The work of Abram Hoffer, Linus Pauling and other 20th century pioneers of nutrition therapy (also known as orthomolecular medicine) has demonstrated conclusively that higher doses of some nutritional supplements are of great benefit in the treatment of some specific health conditions. I will give further details of some of these in other articles.
For those of us fortunate enough to be healthy, the Food Matters website has a good protocol for the four nutritional supplements we should take daily to maintain optimum health. They have compiled this "fab four" from consultation with health specialists in many disciplines over the past eight years. They are:
- a multivitamin
- a probiotic
- vitamin C
- essential fatty acid, e.g. omega 3
These are the supplements that I take on a daily basis and they are a good guideline for healthy individuals.
Healthy Eating Habits
You may not agree with some of the following ideas for healthy eating because some of them are very different from what we are used to when we think about diet and nutrition but try to keep an open mind on them even if you disagree.
- Do not eat in a habitual way. Only eat when you are hungry, not just because it is mealtime. Our ancestors did not have a regular supply of food and they managed fine between feast and famine. Our bodies are designed to store food as fat and other forms of body fuel in reserve so there is no need to constantly eat regularly. Of course, it is a good idea to eat every day but don't do so just because you are in the habit of it
- Similar to the above, use your body clock to tell you when to eat instead of the clock on the wall. Regular meals are very over-rated. Let your body tell you when you are hungry before you eat, just don't eat mindlessly as a routine.
- Eating makes a lot of hard work for your digestive system so you might as well give your body nutritious food instead of junk food because it has to do the same work to digest both. Make it worth your body's while to process good, wholesome food while digesting it.
- Remember that hunger can mimic thirst. You might feel hungry when you are actually thirsty.
Culture and Language Influences on our Eating Habits
The following illustrates very clearly the impact of culture and language on our eating habits and attitude to food:
In parts of the Western World, we eat until we are stuffed. We over-eat. This is because we are conditioned from childhood to empty our plates. Having a large appetite is encouraged and considered favourably.
It is different in France. The French say "J'ai faim" when they are hungry. When they finish eating they say "Je n'ai plus faim" which translates as "I am no longer hungry"
In other words, the French eat enough to take away the feeling of hunger, then they stop eating. They don't eat until they are full or stuffed.
Research has shown that France has the lowest obesity rate in the world. It is certainly a lot lower than the rate in some other European countries and it is proposed that the reasons for this are that the French walk and cycle more, especially in cities, they eat smaller portions and have a more leisurely pace of eating as well as having a significantly healthier diet.
Summary and Conclusion

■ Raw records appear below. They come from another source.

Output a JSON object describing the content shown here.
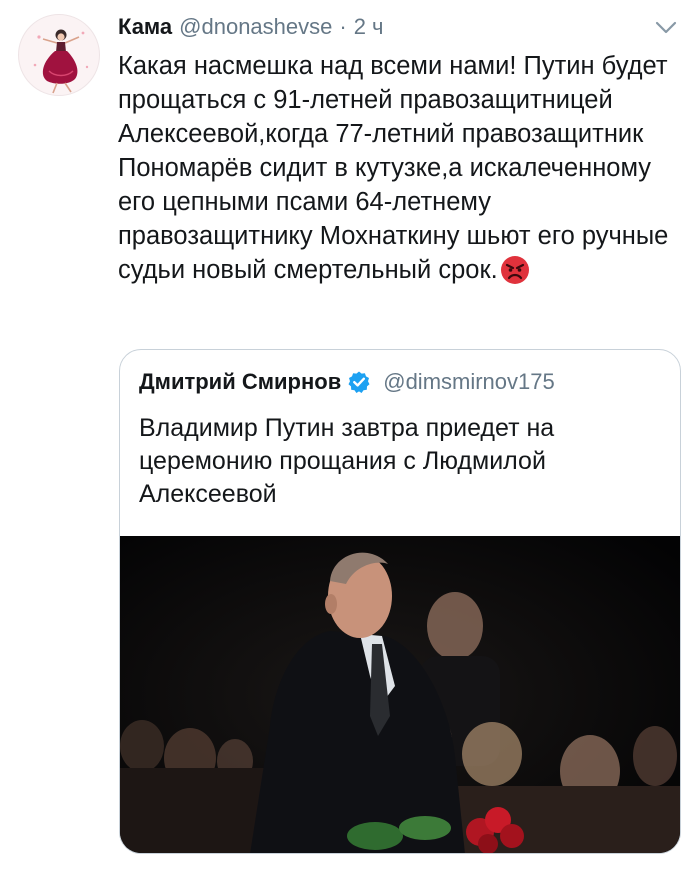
{
  "tweet": {
    "display_name": "Кама",
    "handle": "@dnonashevse",
    "separator": "·",
    "time": "2 ч",
    "text": "Какая насмешка над всеми нами! Путин будет прощаться с 91-летней правозащитницей Алексеевой,когда 77-летний правозащитник Пономарёв сидит в кутузке,а искалеченному его цепными псами 64-летнему правозащитнику Мохнаткину шьют его ручные судьи новый смертельный срок.",
    "emoji": "angry-face-icon",
    "avatar_icon": "dancer-illustration-avatar",
    "menu_icon": "chevron-down-icon"
  },
  "quoted_tweet": {
    "display_name": "Дмитрий Смирнов",
    "verified_icon": "verified-badge-icon",
    "handle": "@dimsmirnov175",
    "text": "Владимир Путин завтра приедет на церемонию прощания с Людмилой Алексеевой",
    "photo": "photo-man-in-dark-suit-holding-red-roses-crowd-background"
  },
  "colors": {
    "text_primary": "#14171a",
    "text_secondary": "#657786",
    "verified_blue": "#1da1f2",
    "quote_border": "#c8d1d9",
    "emoji_red": "#e0323c"
  }
}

If you are interested in this subject, I hope that this article gives you some good, basic information as well as useful links to learn more. It is a fascinating subject which I have studied for a long time and I look forward to continuing to learn about it on a regular basis.
There are more specific topics in this field that I will outline in other articles in the near future. In the meantime, please feel free to comment below. All feedback will be appreciated.
This content is accurate and true to the best of the author’s knowledge and does not substitute for diagnosis, prognosis, treatment, prescription, and/or dietary advice from a licensed health professional. Drugs, supplements, and natural remedies may have dangerous side effects. If pregnant or nursing, consult with a qualified provider on an individual basis. Seek immediate help if you are experiencing a medical emergency.